Mentions: RGD-PLGA nanofiber sheets were fabricated by electrospinning of PLGA and RGD-M13 phage blend solutions (Figure 1). The optimal mixing ratio between RGD-M13 phage and PLGA solution was 1:3. The surface morphology of RGD-PLGA nanofiber sheets was observed by SEM, as shown in Figure 2A. The SEM image demonstrated that the RGD-PLGA nanofiber sheet has a three-dimensional porous architecture with interconnected pores homologous to the ECM. In addition, the RGD-PLGA nanofibers have continuous, smooth and beadless morphologies with an average diameter of 370 ± 190 nm. This indicates that the electrospinning parameters, including the mixing ratio, voltage, distance between the tip of the needle and the collector and the flow rate of a blend solution were optimum for the fabrication of RGD-PLGA nanofibers. These nanometer-scale diameters of RGD-PLGA hybrid fibers allow achieving a high surface area-to-volume ratio [28]. Therefore, the RGD-PLGA nanofiber sheets can effectively interact with cells. The distribution of decorated RGD peptides on the nanofiber sheets was examined by immunofluorescence staining for RGD-M13 phages (Figure 2B). The RGD-PLGA nanofiber sheet showed green fluorescence of RGD-M13 phages throughout the sheets, whereas the pure PLGA nanofiber sheet did not show any detectable fluorescence. Therefore, it was revealed that the RGD-PLGA nanofiber sheets were successfully prepared, and the RGD peptides were abundantly decorated on the sheets.
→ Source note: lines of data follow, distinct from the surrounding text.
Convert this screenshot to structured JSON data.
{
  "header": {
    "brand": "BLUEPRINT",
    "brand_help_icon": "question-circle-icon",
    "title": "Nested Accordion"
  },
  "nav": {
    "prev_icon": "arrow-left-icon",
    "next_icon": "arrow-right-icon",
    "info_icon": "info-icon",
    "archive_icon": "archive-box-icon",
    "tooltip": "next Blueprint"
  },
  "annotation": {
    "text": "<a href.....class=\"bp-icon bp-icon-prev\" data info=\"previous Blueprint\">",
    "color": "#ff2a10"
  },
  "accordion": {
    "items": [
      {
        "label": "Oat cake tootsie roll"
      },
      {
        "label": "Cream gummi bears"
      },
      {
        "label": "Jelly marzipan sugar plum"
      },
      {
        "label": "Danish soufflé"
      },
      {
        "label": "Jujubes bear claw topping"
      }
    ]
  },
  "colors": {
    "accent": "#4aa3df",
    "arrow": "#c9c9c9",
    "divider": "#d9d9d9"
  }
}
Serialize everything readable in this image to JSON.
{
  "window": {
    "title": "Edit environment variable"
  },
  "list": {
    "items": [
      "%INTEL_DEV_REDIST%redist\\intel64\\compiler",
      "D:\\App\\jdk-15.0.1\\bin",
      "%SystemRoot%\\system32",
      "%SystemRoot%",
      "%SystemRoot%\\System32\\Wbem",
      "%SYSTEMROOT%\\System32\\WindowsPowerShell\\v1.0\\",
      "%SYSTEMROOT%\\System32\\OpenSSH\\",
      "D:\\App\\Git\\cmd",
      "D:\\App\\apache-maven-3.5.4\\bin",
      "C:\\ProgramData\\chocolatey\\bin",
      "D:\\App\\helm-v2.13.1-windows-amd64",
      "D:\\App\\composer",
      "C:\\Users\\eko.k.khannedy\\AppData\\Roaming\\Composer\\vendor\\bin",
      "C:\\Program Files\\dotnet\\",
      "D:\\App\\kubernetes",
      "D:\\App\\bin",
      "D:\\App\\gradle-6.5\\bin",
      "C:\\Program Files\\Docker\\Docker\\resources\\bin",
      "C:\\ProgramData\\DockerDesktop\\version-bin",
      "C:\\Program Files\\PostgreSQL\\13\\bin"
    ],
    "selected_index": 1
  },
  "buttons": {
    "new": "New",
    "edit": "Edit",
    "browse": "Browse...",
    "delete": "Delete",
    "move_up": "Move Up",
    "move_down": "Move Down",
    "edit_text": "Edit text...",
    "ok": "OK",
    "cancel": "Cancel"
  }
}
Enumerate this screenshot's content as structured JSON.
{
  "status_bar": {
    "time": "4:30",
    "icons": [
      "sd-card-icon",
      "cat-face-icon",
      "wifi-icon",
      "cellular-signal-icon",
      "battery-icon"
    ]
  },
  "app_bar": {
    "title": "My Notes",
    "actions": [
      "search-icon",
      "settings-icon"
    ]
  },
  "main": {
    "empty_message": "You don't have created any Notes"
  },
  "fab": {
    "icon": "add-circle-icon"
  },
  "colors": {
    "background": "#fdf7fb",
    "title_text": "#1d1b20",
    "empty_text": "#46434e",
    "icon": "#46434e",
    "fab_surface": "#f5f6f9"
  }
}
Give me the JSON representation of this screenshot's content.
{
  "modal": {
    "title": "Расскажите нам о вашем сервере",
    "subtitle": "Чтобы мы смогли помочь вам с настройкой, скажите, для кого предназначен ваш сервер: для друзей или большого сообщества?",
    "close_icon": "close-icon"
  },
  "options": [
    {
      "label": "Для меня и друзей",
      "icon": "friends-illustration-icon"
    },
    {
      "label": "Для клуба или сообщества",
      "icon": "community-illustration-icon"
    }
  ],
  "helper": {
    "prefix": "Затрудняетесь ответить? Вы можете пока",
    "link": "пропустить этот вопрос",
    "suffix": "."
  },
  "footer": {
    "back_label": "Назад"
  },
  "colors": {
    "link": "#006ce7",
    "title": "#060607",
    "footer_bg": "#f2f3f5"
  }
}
Bottom Line: RGD peptide-decorated PLGA (RGD-PLGA) nanofiber sheets were characterized by scanning electron microscopy, immunofluorescence staining, contact angle measurement and differential scanning calorimetry.Our results showed that the hybrid nanofiber sheets have a three-dimensional porous structure comparable to the native ECM.These results suggest that biomimetic RGD-PLGA nanofiber sheets can be promising cell-adhesive substrates for application as tissue engineering scaffolds.

View Article: PubMed Central - PubMed

Affiliation: Department of Optics and Mechatronics Engineering, BK21+ Nano-Integrated Cogno-Mechatronics Engineering, College of Nanoscience & Nanotechnology, Pusan National University, Busandaehak-ro 63beon-gil, Geumjeong-gu, Busan 609-735, Korea. choel15@naver.com.

ABSTRACT
In biomedical applications, there is a need for tissue engineering scaffolds to promote and control cellular behaviors, including adhesion, proliferation and differentiation. In particular, the initial adhesion of cells has a great influence on those cellular behaviors. In this study, we concentrate on developing cell-adhesive substrates applicable for tissue engineering scaffolds. The hybrid nanofiber sheets were prepared by electrospinning poly(lactic-co-glycolic acid) (PLGA) and M13 phage, which was genetically modified to enhance cell adhesion thru expressing RGD peptides on their surface. The RGD peptide is a specific motif of extracellular matrix (ECM) for integrin receptors of cells. RGD peptide-decorated PLGA (RGD-PLGA) nanofiber sheets were characterized by scanning electron microscopy, immunofluorescence staining, contact angle measurement and differential scanning calorimetry. In addition, the initial adhesion and proliferation of four different types of mammalian cells were determined in order to evaluate the potential of RGD-PLGA nanofiber sheets as cell-adhesive substrates. Our results showed that the hybrid nanofiber sheets have a three-dimensional porous structure comparable to the native ECM. Furthermore, the initial adhesion and proliferation of cells were significantly enhanced on RGD-PLGA sheets. These results suggest that biomimetic RGD-PLGA nanofiber sheets can be promising cell-adhesive substrates for application as tissue engineering scaffolds.

No MeSH data available.


Related in: MedlinePlus